Plan other activities around the day so the focus isn’t solely on food. Before Thanksgiving Day you could also work on reprogramming the way you think about food. As you eat, think about the food, give thanks for it, and really taste each bite. When you savor your food in this way, you will feel full and satisfied on much less food. If you have trouble feeling calm and focused when you eat, try reprogramming these unhealthy habits with prayer and or meditation.
Calm your mind, soothe your emotions and create a state of deep relaxation in your body, with mental relaxation techniques which are essential in today's hectic days by being in touch with preparations that allow you enjoy the moment allowing these to become your new healthier habits.
If you are preparing the meal or bringing a dish, make something that goes along with your nutritional needs
After the big meal is served, get up and clear the table, put the food away immediately and pack leftovers to send home with guests. You don’t have to throw out all of the healthy, unused vegetables and fruits you were going to use for your meal, as there is always a way to extend their freshness.Wrap and seal all the left overs in parceled portions for all the guests to take home as well as keeping some for the hosts. .
Thanksgiving is a time for giving back to others and thanking them for all of the good they have brought to your life. You can start a new tradition in your family by sitting at the dinner table just before the meal is served and have everyone around the table express on thing they are grateful for over the past year. This is especially helpful in teaching gratitude to children.
Additionally, one of the greatest gifts you can give at this time of year is your time to someone in need. There are several ways you can reach out to do this. Here are five ways you can give back and add something special to someone else’s life.
Five Ways to Express Your Gratitude Toward Others in Need
- Donate to a favorite charity, such as the Salvation Army or Goodwill
Go through your closets and cabinets and pick out items such as old toys, clothes or home furnishings that you no longer use, but that can come in handy to others. If you don’t have time to go through your items and still want to give back, you can always write out a check for a monetary donation to the charity of your choice. If you’d like you could personalize it by including a short note on why you chose their charity and support their cause.
- Visit a hospital or volunteer at a senior center or a veteran's home
The hospital can be extremely lonely place particularly during the holidays when patients can’t be with their families. You can get your kids involved by having them pick out a toy they think a needy child might like and have them go with to deliver it to a local children’s hospital. Elderly people in nursing homes or veteran’s homes love to share stories of their past. By visiting and sitting and listening or playing a game of cards with them, you can bring an hour or two of joy to their lives when they otherwise would be spending it alone.
- Send a care package to soldiers overseas
Put together a holiday care package for soldiers oversea who won’t be coming home for the holidays.

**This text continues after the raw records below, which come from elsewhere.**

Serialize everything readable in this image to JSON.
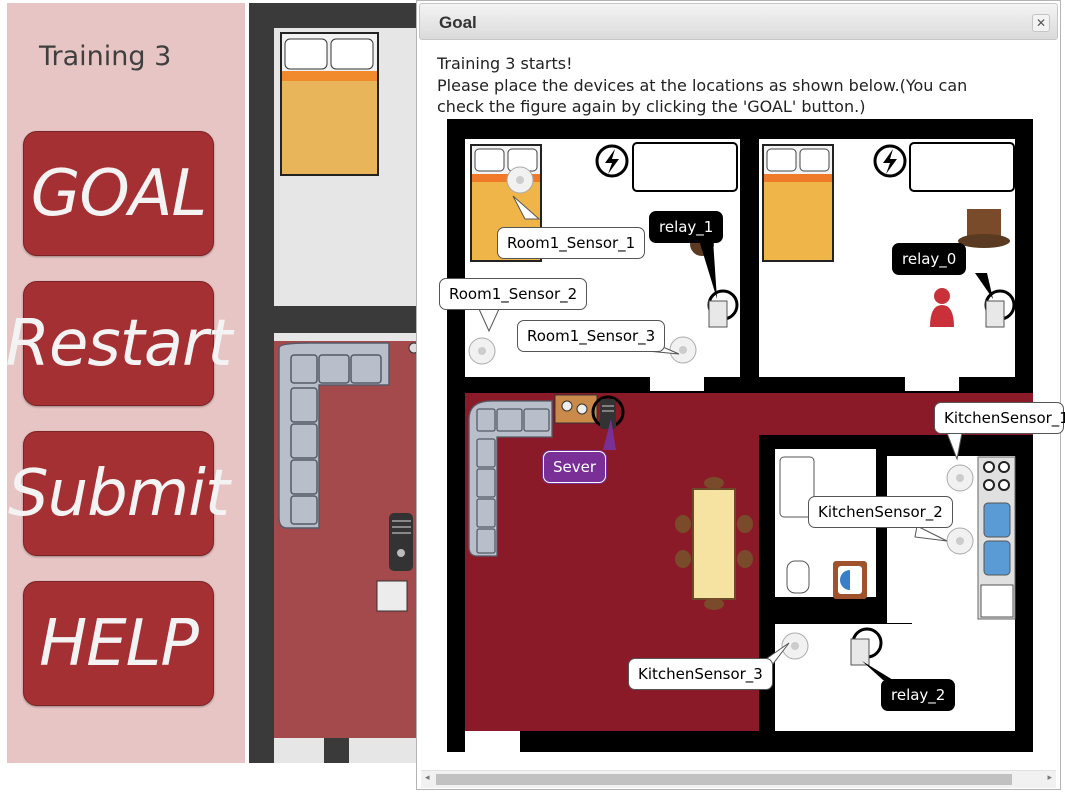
{
  "sidebar": {
    "title": "Training 3",
    "buttons": [
      {
        "label": "GOAL"
      },
      {
        "label": "Restart"
      },
      {
        "label": "Submit"
      },
      {
        "label": "HELP"
      }
    ]
  },
  "dialog": {
    "title": "Goal",
    "close_icon": "close-x",
    "lines": [
      "Training 3 starts!",
      "Please place the devices at the locations as shown below.(You can",
      "check the figure again by clicking the 'GOAL' button.)"
    ]
  },
  "labels": {
    "room1_sensor_1": "Room1_Sensor_1",
    "room1_sensor_2": "Room1_Sensor_2",
    "room1_sensor_3": "Room1_Sensor_3",
    "relay_0": "relay_0",
    "relay_1": "relay_1",
    "relay_2": "relay_2",
    "server": "Sever",
    "kitchen_sensor_1": "KitchenSensor_1",
    "kitchen_sensor_2": "KitchenSensor_2",
    "kitchen_sensor_3": "KitchenSensor_3"
  },
  "colors": {
    "sidebar_bg": "#e8c5c5",
    "button": "#a53033",
    "living_floor": "#8b1a28",
    "wall": "#000000",
    "server_label": "#7a2f97"
  }
}
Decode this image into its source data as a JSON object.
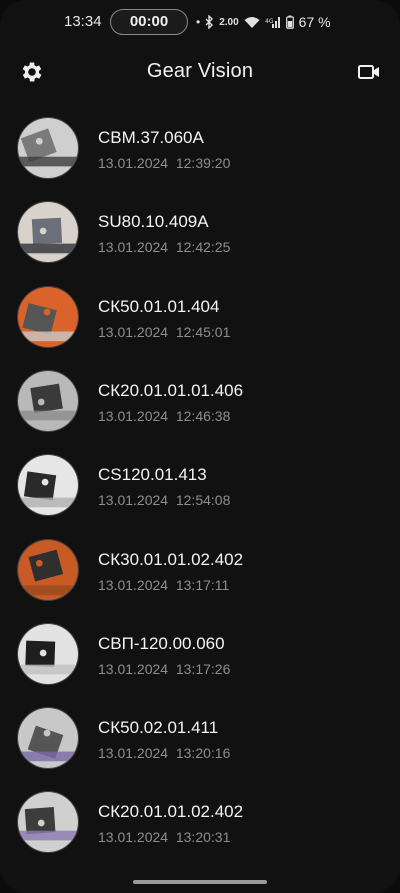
{
  "status_bar": {
    "time": "13:34",
    "timer": "00:00",
    "net_speed": "2.00",
    "battery": "67 %"
  },
  "header": {
    "title": "Gear Vision",
    "settings_icon": "gear-icon",
    "camera_icon": "video-camera-icon"
  },
  "items": [
    {
      "name": "СВМ.37.060А",
      "date": "13.01.2024",
      "time": "12:39:20",
      "colors": [
        "#cfcfcf",
        "#7a7a7a",
        "#3b3b3b"
      ]
    },
    {
      "name": "SU80.10.409А",
      "date": "13.01.2024",
      "time": "12:42:25",
      "colors": [
        "#d8d2cc",
        "#6c6e78",
        "#2e2e38"
      ]
    },
    {
      "name": "СК50.01.01.404",
      "date": "13.01.2024",
      "time": "12:45:01",
      "colors": [
        "#d9632a",
        "#555555",
        "#c8c8c8"
      ]
    },
    {
      "name": "СК20.01.01.01.406",
      "date": "13.01.2024",
      "time": "12:46:38",
      "colors": [
        "#b9b9b9",
        "#3a3a3a",
        "#8c8c8c"
      ]
    },
    {
      "name": "CS120.01.413",
      "date": "13.01.2024",
      "time": "12:54:08",
      "colors": [
        "#e6e6e6",
        "#2a2a2a",
        "#b0b0b0"
      ]
    },
    {
      "name": "СК30.01.01.02.402",
      "date": "13.01.2024",
      "time": "13:17:11",
      "colors": [
        "#c85a25",
        "#2f2f2f",
        "#9a4a20"
      ]
    },
    {
      "name": "СВП-120.00.060",
      "date": "13.01.2024",
      "time": "13:17:26",
      "colors": [
        "#e2e2e2",
        "#1e1e1e",
        "#c0c0c0"
      ]
    },
    {
      "name": "СК50.02.01.411",
      "date": "13.01.2024",
      "time": "13:20:16",
      "colors": [
        "#c8c8c8",
        "#555555",
        "#7a6aa8"
      ]
    },
    {
      "name": "СК20.01.01.02.402",
      "date": "13.01.2024",
      "time": "13:20:31",
      "colors": [
        "#d0d0d0",
        "#3c3c3c",
        "#8a7bb0"
      ]
    }
  ]
}
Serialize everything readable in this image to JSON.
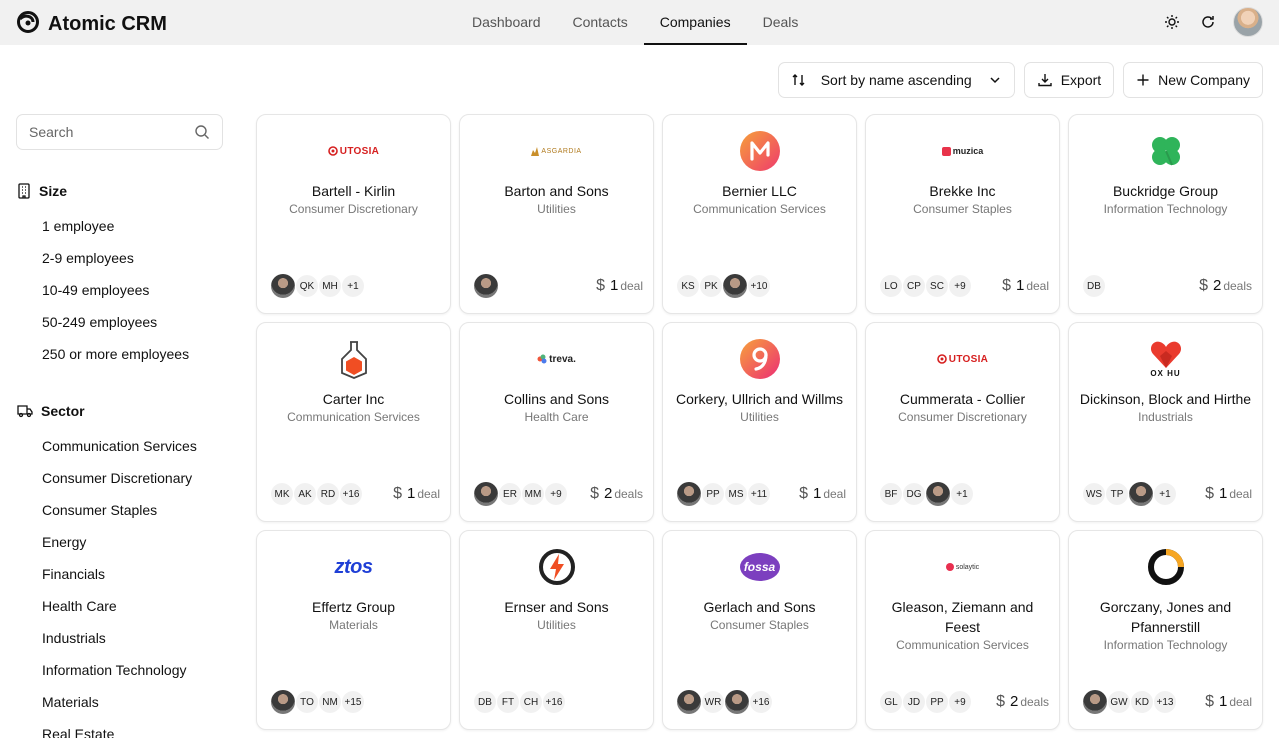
{
  "app": {
    "title": "Atomic CRM"
  },
  "nav": {
    "tabs": [
      {
        "label": "Dashboard",
        "active": false
      },
      {
        "label": "Contacts",
        "active": false
      },
      {
        "label": "Companies",
        "active": true
      },
      {
        "label": "Deals",
        "active": false
      }
    ]
  },
  "toolbar": {
    "sort_label": "Sort by name ascending",
    "export_label": "Export",
    "new_label": "New Company"
  },
  "search": {
    "placeholder": "Search"
  },
  "filters": {
    "size": {
      "title": "Size",
      "items": [
        "1 employee",
        "2-9 employees",
        "10-49 employees",
        "50-249 employees",
        "250 or more employees"
      ]
    },
    "sector": {
      "title": "Sector",
      "items": [
        "Communication Services",
        "Consumer Discretionary",
        "Consumer Staples",
        "Energy",
        "Financials",
        "Health Care",
        "Industrials",
        "Information Technology",
        "Materials",
        "Real Estate"
      ]
    }
  },
  "companies": [
    {
      "name": "Bartell - Kirlin",
      "sector": "Consumer Discretionary",
      "logo": "UTOSIA",
      "logo_icon": "utosia-logo",
      "avatars": [
        "@",
        "QK",
        "MH",
        "+1"
      ],
      "deal_count": "",
      "deal_word": ""
    },
    {
      "name": "Barton and Sons",
      "sector": "Utilities",
      "logo": "ASGARDIA",
      "logo_icon": "asgardia-logo",
      "avatars": [
        "@"
      ],
      "deal_count": "1",
      "deal_word": "deal"
    },
    {
      "name": "Bernier LLC",
      "sector": "Communication Services",
      "logo": "M",
      "logo_icon": "music-m-logo",
      "avatars": [
        "KS",
        "PK",
        "@",
        "+10"
      ],
      "deal_count": "",
      "deal_word": ""
    },
    {
      "name": "Brekke Inc",
      "sector": "Consumer Staples",
      "logo": "muzica",
      "logo_icon": "muzica-logo",
      "avatars": [
        "LO",
        "CP",
        "SC",
        "+9"
      ],
      "deal_count": "1",
      "deal_word": "deal"
    },
    {
      "name": "Buckridge Group",
      "sector": "Information Technology",
      "logo": "",
      "logo_icon": "clover-logo",
      "avatars": [
        "DB"
      ],
      "deal_count": "2",
      "deal_word": "deals"
    },
    {
      "name": "Carter Inc",
      "sector": "Communication Services",
      "logo": "",
      "logo_icon": "flask-logo",
      "avatars": [
        "MK",
        "AK",
        "RD",
        "+16"
      ],
      "deal_count": "1",
      "deal_word": "deal"
    },
    {
      "name": "Collins and Sons",
      "sector": "Health Care",
      "logo": "treva.",
      "logo_icon": "treva-logo",
      "avatars": [
        "@",
        "ER",
        "MM",
        "+9"
      ],
      "deal_count": "2",
      "deal_word": "deals"
    },
    {
      "name": "Corkery, Ullrich and Willms",
      "sector": "Utilities",
      "logo": "9",
      "logo_icon": "nine-logo",
      "avatars": [
        "@",
        "PP",
        "MS",
        "+11"
      ],
      "deal_count": "1",
      "deal_word": "deal"
    },
    {
      "name": "Cummerata - Collier",
      "sector": "Consumer Discretionary",
      "logo": "UTOSIA",
      "logo_icon": "utosia-logo",
      "avatars": [
        "BF",
        "DG",
        "@",
        "+1"
      ],
      "deal_count": "",
      "deal_word": ""
    },
    {
      "name": "Dickinson, Block and Hirthe",
      "sector": "Industrials",
      "logo": "OX HU",
      "logo_icon": "heart-logo",
      "avatars": [
        "WS",
        "TP",
        "@",
        "+1"
      ],
      "deal_count": "1",
      "deal_word": "deal"
    },
    {
      "name": "Effertz Group",
      "sector": "Materials",
      "logo": "ztos",
      "logo_icon": "ztos-logo",
      "avatars": [
        "@",
        "TO",
        "NM",
        "+15"
      ],
      "deal_count": "",
      "deal_word": ""
    },
    {
      "name": "Ernser and Sons",
      "sector": "Utilities",
      "logo": "",
      "logo_icon": "bolt-logo",
      "avatars": [
        "DB",
        "FT",
        "CH",
        "+16"
      ],
      "deal_count": "",
      "deal_word": ""
    },
    {
      "name": "Gerlach and Sons",
      "sector": "Consumer Staples",
      "logo": "fossa",
      "logo_icon": "fossa-logo",
      "avatars": [
        "@",
        "WR",
        "@",
        "+16"
      ],
      "deal_count": "",
      "deal_word": ""
    },
    {
      "name": "Gleason, Ziemann and Feest",
      "sector": "Communication Services",
      "logo": "solaytic",
      "logo_icon": "solaytic-logo",
      "avatars": [
        "GL",
        "JD",
        "PP",
        "+9"
      ],
      "deal_count": "2",
      "deal_word": "deals"
    },
    {
      "name": "Gorczany, Jones and Pfannerstill",
      "sector": "Information Technology",
      "logo": "",
      "logo_icon": "ring-logo",
      "avatars": [
        "@",
        "GW",
        "KD",
        "+13"
      ],
      "deal_count": "1",
      "deal_word": "deal"
    }
  ]
}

Some of the things you can include are everyday necessities like soap, razors, toothbrushes, and travel-sized toiletries. You can also include some snacks like cookies, Rice Krispies® Treats and gum or games, like a pocket-sized Sudoku or crossword puzzle books they will enjoy to have on hand for their free time.
- Provide a Thanksgiving dinner for a family in need or donate or volunteer at a women’s shelter
You can make a big difference to one family in need this holiday season by offering to prepare a Thanksgiving dinner through your church or an outreach organization in your community. Your children can participate by helping you make the shopping list and going grocery shopping with you.
You can donate a turkey to your local women’s shelter or take some time to volunteer to serve food at a homeless shelter.
- Invite Those You Know Will Be Alone This Year to Your Thanksgiving Dinner
If you know of a family member who has recently lost someone or will be alone this Thanksgiving, extend an invitation to your home for dinner. This act will make them feel loved and give them a sense of belonging.
Better Homes and Gardens